What the exercise asks –
In the data, find each line where the word "JSON" appears and list that line.

Given records –

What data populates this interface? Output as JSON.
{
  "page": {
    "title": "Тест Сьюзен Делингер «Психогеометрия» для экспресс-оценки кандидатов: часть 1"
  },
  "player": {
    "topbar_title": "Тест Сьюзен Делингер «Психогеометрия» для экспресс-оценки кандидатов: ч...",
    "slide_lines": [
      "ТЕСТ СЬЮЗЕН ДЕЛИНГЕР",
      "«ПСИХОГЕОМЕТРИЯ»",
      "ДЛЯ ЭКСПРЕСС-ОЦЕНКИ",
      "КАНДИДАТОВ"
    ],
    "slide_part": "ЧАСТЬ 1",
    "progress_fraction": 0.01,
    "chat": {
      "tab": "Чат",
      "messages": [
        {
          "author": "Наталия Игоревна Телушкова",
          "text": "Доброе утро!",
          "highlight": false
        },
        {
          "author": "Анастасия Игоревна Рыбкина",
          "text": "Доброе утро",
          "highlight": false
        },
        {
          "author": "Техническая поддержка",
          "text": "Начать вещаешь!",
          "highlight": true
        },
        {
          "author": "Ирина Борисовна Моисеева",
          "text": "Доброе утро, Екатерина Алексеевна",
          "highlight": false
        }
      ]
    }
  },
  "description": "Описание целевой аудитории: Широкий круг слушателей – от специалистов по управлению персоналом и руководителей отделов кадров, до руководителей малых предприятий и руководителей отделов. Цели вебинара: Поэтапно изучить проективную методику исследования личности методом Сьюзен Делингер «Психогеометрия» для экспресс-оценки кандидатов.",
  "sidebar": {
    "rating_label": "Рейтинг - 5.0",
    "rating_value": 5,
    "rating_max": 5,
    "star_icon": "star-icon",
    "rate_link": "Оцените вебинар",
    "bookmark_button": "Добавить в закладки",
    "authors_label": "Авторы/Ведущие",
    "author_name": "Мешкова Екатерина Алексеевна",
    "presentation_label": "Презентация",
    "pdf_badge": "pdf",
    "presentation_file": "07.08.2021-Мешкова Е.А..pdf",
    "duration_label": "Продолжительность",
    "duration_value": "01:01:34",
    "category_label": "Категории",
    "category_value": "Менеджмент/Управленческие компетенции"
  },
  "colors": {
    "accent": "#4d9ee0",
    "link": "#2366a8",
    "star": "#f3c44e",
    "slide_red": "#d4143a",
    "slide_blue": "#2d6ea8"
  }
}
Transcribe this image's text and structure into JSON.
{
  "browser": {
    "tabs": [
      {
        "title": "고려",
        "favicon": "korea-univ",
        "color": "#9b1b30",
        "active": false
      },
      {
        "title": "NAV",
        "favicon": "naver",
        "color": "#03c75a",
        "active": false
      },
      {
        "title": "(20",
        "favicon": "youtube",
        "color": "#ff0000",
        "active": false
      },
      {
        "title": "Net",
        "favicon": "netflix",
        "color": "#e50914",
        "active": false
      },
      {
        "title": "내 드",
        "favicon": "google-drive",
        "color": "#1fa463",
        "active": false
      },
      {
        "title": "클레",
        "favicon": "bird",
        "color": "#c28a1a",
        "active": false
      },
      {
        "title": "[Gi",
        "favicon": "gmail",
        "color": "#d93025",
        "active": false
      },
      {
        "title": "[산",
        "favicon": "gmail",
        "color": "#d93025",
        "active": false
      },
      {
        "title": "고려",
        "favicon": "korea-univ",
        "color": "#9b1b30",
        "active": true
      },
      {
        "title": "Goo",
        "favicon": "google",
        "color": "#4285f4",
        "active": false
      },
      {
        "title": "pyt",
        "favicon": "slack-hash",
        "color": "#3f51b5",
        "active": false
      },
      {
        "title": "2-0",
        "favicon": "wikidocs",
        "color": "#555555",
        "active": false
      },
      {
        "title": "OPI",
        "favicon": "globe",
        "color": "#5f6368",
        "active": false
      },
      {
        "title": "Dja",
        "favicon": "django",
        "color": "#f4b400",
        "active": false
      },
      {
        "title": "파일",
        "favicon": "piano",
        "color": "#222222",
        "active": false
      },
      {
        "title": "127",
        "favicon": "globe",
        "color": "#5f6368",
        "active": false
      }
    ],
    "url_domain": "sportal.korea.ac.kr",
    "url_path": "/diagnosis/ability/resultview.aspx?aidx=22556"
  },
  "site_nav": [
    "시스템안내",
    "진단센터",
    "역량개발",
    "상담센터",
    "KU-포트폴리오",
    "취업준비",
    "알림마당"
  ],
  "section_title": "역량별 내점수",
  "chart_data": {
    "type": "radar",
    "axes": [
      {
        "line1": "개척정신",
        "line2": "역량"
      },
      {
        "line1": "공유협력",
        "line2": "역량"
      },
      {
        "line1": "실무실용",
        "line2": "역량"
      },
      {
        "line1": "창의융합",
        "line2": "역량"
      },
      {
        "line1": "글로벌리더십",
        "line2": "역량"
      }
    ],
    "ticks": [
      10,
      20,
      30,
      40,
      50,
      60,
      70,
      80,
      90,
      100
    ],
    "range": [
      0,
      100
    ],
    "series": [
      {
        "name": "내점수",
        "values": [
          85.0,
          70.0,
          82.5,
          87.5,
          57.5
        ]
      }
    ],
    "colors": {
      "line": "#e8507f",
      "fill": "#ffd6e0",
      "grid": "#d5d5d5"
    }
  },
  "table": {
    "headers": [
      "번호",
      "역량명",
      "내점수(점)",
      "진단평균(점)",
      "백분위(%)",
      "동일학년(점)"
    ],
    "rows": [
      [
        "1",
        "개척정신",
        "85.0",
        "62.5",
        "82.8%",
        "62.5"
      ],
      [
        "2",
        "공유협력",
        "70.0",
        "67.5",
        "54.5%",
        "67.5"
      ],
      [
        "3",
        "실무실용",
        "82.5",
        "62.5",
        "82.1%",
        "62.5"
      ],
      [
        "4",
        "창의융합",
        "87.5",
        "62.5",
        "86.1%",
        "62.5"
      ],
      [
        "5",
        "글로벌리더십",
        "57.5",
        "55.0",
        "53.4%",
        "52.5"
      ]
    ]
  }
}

Expected output –
What data populates this interface? Output as JSON.
Transcribe this image's text and structure into JSON.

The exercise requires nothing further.